InnovationQ will be updated on Sunday, Oct. 22, from 10am ET - noon. You may experience brief service interruptions during that time.
Browse Prior Art Database

Encapsulating Hybrid Circuits

IP.com Disclosure Number: IPCOM000094984D
Original Publication Date: 1965-Aug-01
Included in the Prior Art Database: 2005-Mar-06
Document File: 1 page(s) / 12K

Publishing Venue

IBM

Related People

Kaper, RG: AUTHOR [+2]

Abstract

The encapsulation method is for applying and confining a dielectric gel to the flat surface of a substrate, having no confinement structure on the edges, and curing the gel.

This text was extracted from a PDF file.
This is the abbreviated version, containing approximately 88% of the total text.

Page 1 of 1

Encapsulating Hybrid Circuits

The encapsulation method is for applying and confining a dielectric gel to the flat surface of a substrate, having no confinement structure on the edges, and curing the gel.

The encapsulation method provides preheating the substrate to a temperature of approximately 150 degrees C., +/-25 degrees C. Subsequently, the required amount of dielectric silicon gel and catalyst are applied directly to the top surface of the substrate. A typical commercially available dielectric silicon gel, sold under the trademark SYLGARD* No. 51, has a viscosity at 25 degrees C. of 600 centistokes when uncured. In practice, the gel is normally combined with a suitable catalyst and heated to effect curing. Heat from the substrate is transferred to the gel which causes the curing reaction to immediately begin. This causes the viscosity to increase as the gel rolls out toward the edges of the substrate.

With a substrate measuring .456 x .456 inches, 0.04 gram of a mixture of silicon gel and catalyst is applied centrally to the heated substrate. With the substrate heated to 150 degrees C., the viscosity of the mixture changes upon application to allow the formation of a coating. This extends to the edges and all four corners but does not form over the edges.

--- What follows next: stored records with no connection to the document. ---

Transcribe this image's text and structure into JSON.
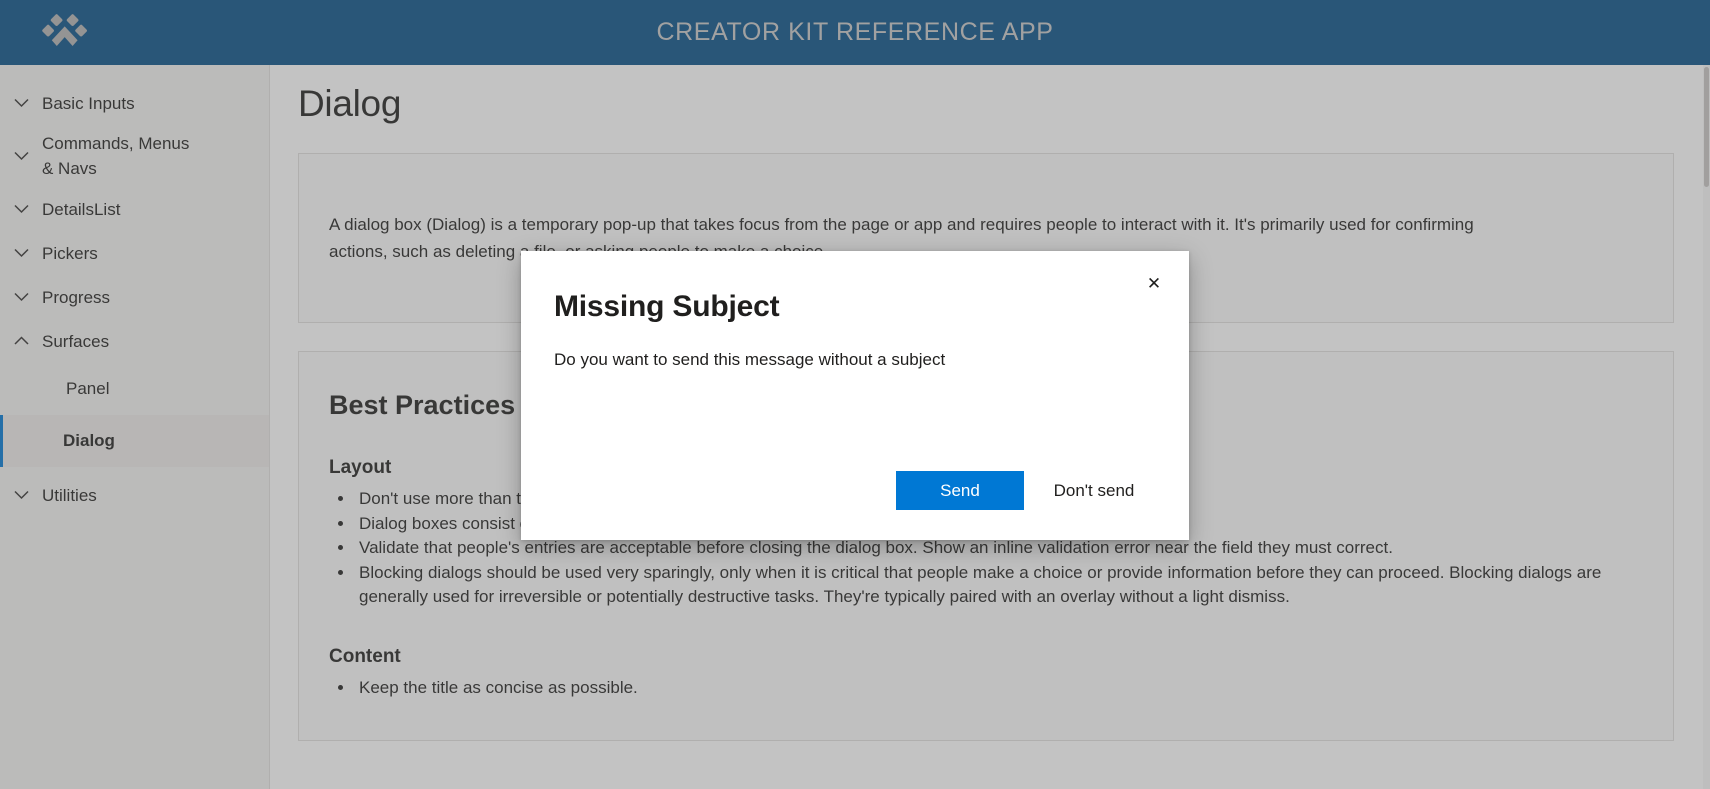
{
  "header": {
    "title": "CREATOR KIT REFERENCE APP",
    "logo_icon": "paw-print-icon",
    "brand_color": "#084f86",
    "title_color": "#c9c9c9"
  },
  "sidebar": {
    "groups": [
      {
        "label": "Basic Inputs",
        "expanded": false,
        "icon": "chevron-down-icon"
      },
      {
        "label": "Commands, Menus & Navs",
        "expanded": false,
        "icon": "chevron-down-icon"
      },
      {
        "label": "DetailsList",
        "expanded": false,
        "icon": "chevron-down-icon"
      },
      {
        "label": "Pickers",
        "expanded": false,
        "icon": "chevron-down-icon"
      },
      {
        "label": "Progress",
        "expanded": false,
        "icon": "chevron-down-icon"
      },
      {
        "label": "Surfaces",
        "expanded": true,
        "icon": "chevron-up-icon"
      },
      {
        "label": "Utilities",
        "expanded": false,
        "icon": "chevron-down-icon"
      }
    ],
    "surfaces_children": [
      {
        "label": "Panel",
        "selected": false
      },
      {
        "label": "Dialog",
        "selected": true
      }
    ],
    "selected_accent": "#0078d4"
  },
  "main": {
    "page_title": "Dialog",
    "intro": "A dialog box (Dialog) is a temporary pop-up that takes focus from the page or app and requires people to interact with it. It's primarily used for confirming actions, such as deleting a file, or asking people to make a choice.",
    "best_practices_heading": "Best Practices",
    "sections": [
      {
        "heading": "Layout",
        "bullets": [
          "Don't use more than three buttons.",
          "Dialog boxes consist of a header, body, and footer.",
          "Validate that people's entries are acceptable before closing the dialog box. Show an inline validation error near the field they must correct.",
          "Blocking dialogs should be used very sparingly, only when it is critical that people make a choice or provide information before they can proceed. Blocking dialogs are generally used for irreversible or potentially destructive tasks. They're typically paired with an overlay without a light dismiss."
        ]
      },
      {
        "heading": "Content",
        "bullets": [
          "Keep the title as concise as possible."
        ]
      }
    ]
  },
  "dialog": {
    "title": "Missing Subject",
    "subtext": "Do you want to send this message without a subject",
    "close_icon": "close-icon",
    "close_glyph": "✕",
    "primary_button": "Send",
    "secondary_button": "Don't send",
    "primary_color": "#0078d4"
  },
  "scrollbar": {
    "visible": true
  }
}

The resultant coating, excluding the peripheral edges, has an average thickness of 35 mils and varies generally by only +/-5 mils. The coating provides excellent protection for electrical components mounte...